PlaceMueller, Austin ・ May 28, 2018

Mueller doesn't look like anywhere else in Austin

During my stay in Austin, I had a chance to visit a neighborhood called Mueller — Austin's 700-acre wide 'showplace' of new urbanism and enlightened sustainable living.

The neighborhood looks lovely, with the beautifully designed houses and green street trees etc. It is hard to believe that this area used to be an industrial site not so long time ago — it was an outdated municipal airport, which closed in 1999.

Now it turned into a vibrant neighborhood, with the residential houses and shops, open space and parks, communal summing pools and other necessary facilities. This is a city's effort to bring new residents into the central part of Austin to this greener, more sustainable neighborhood.

Austin as “carbon neutral”city

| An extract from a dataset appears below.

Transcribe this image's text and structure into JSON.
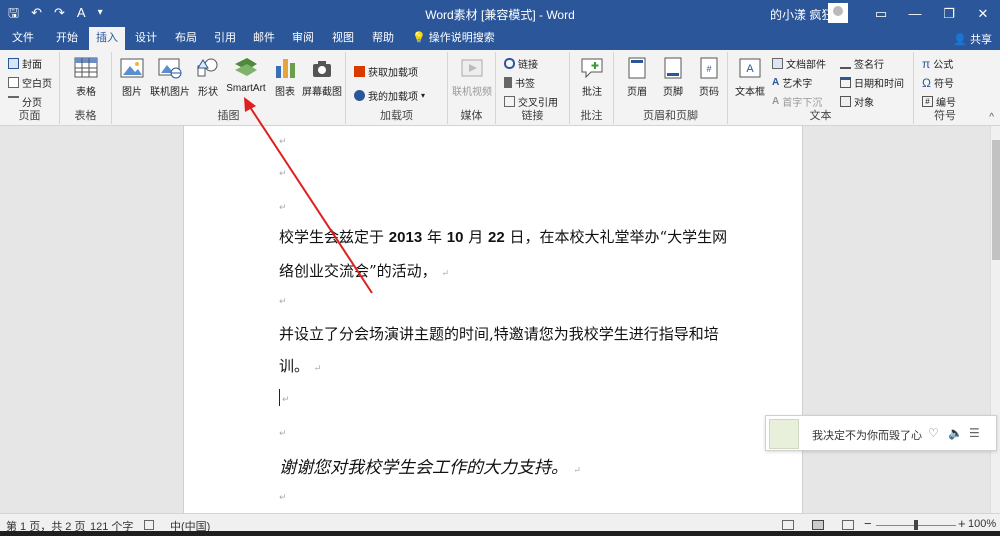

In recent years, many cities are pledging to become “carbon neutral” by 2050 — Austin, where car ownership and car-dependent lifestyle seem to be still highly valued, is not the exception. According to this article, Austin adopted a new legislation to make"all new homes are to be rated net-zero capable, meaning they produce as much electricity as they consume."

Mueller is one of the pioneers of this green buildings movement, aiming to invite the residents back to the city core to live in the sustainable, eco-friendly designed neighborhood.

Of course, there is a downside too — once a low-income industrial neighborhood, the prices and development have increased rapidly in recent years. According to this well-written article, a market study showed a shortage of nearly 50,000 affordable apartments in 2014.





On racial diversity and 'a meaningful community'

Aside from the gentrification issue, it's easy to praise this neighborhood — sustainable, well maintained and functioning central city neighborhood. However, Mueller also struggles with other urban problems like the other neighborhoods in the city.I found the article that talks about the racial tension of Mueller and I found it more interesting.

Mueller is created based on the idea of "new urbanism", in which a meaningful community plays a great rule. However, there have been some issues with African-American residents who don't feel so welcomed in this neighborhood.

It is quite interesting to know that Austin is one of the nation's fastest-growing metropolis but the only fast-growing city in America with a declining black population (University of Texas report). According to this report, Austin's general population jumped 20 percent from 2000 to 2010, but the number of African-Americans shrank by 5 percent.

Racial tension and everyday racism are of course not limited in Mueller, but while walking around this beautiful neighborhood, I couldn't stop but thinking what 'a meaningful community' is about and how we can create one in our cities in diversity.